There is no drawdown in the deployment of soldiers to St James, said chief of staff of the JDF, Lieutenant General Rocky Meade, adding that that assertion was counterintuitive to the army’s plan to expand its footprint in the parish, and the western region in general, with a permanent base
“We have not redeployed any troops from the west because it is my intention to permanently have troops in the west, because my plan is that western Jamaica is the home of the Second Battalion, the Jamaica Regiment. They are not going anywhere,” he said during a Gleaner Editors’ Forum at the newspaper’s central Kingston offices.
“They are going to be in the west, whether there is a problem or not … . I have given no instructions for anybody to be pulled back from western Jamaica.”
Prior to the declaration of the state of emergency by the governor general last year, the JDF had about 100 part-timers in St James. But the JDF later sent a battalion of troops to St James to bolster police personnel on the ground, said the lieutenant general. A battalion ranges from 600-1,000 soldiers.
The army has, at present, about 6,000 soldiers in its regular force.
Opposition Spokesperson on Justice Fitz Jackson yesterday charged that there had been a reduction, per shift assignment, by the Jamaica Constabulary Force to 60 per cent of security personnel in St James and that the JDF presence in the parish was “46 per cent lower than it was during the SOE”.
“This factor alone contradicts the assurances given by both the commissioner of police and the minister of national security that the strategy, including the level of deployment of security personnel assigned to the affected area, would be sustained,” a press statement sent on behalf of Jackson stated.
However, Meade explained that soldiers’ duties remained the same as they were under the SOE, except for the retention of powers of a constable.
“What emergency powers allow is for the soldiers to be able to act on their own and to be able to search, seize, detain, arrest on their own,” said Meade.
Deputy Commissioner of Police Clifford Blake, who oversees the operations portfolio for the constabulary, declined comment when The Gleaner contacted him yesterday.
Prime Minister Andrew Holness and National Security Minister Dr Horace Chang had insisted on the state of emergency being extended because the security measure granted the army the same powers of arrest as a constable.

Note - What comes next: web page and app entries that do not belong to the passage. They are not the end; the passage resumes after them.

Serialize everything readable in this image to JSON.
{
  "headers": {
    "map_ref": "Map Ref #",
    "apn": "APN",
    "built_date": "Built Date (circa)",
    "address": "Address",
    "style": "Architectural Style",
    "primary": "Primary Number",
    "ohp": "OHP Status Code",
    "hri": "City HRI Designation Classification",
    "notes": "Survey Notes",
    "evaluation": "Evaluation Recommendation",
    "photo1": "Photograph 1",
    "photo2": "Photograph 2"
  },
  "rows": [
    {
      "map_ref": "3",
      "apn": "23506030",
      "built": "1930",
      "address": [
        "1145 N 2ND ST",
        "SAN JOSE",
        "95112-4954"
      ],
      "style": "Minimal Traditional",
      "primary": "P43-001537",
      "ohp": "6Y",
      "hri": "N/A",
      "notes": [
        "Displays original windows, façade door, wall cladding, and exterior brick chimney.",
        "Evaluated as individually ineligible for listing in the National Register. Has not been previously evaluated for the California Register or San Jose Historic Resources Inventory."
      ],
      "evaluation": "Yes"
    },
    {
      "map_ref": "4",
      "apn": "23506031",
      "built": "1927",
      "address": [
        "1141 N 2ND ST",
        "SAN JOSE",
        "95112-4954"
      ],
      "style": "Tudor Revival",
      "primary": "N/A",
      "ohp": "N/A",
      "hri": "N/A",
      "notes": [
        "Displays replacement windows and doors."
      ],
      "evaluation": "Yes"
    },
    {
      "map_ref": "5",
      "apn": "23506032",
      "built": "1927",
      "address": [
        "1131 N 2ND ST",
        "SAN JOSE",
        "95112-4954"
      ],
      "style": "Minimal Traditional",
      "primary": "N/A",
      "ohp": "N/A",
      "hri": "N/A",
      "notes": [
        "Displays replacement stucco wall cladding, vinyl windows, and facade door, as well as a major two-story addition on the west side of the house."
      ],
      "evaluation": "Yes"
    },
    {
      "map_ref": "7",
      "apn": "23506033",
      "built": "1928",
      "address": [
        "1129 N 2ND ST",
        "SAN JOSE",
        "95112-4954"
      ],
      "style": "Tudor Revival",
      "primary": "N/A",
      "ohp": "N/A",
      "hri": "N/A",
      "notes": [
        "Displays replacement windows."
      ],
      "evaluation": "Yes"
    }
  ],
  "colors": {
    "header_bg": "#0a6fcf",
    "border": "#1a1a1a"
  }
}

But the Opposition had counterargued that it was the strategy of saturation – with dense deployment of the police and army on the streets – that was to be mainly credited for the plunge in murders in 2018.
Three states of emergency were activated in Jamaica in 2018 – in St James, the St Catherine North Police Division, and sections of the Corporate Area – but they all expired in January 2019 after the Opposition withdrew support for their extension on the grounds that the crime levels no longer necessitated restrictions on constitutional rights. A two-thirds majority vote in both Houses of Parliament is required for the extension of states of emergency.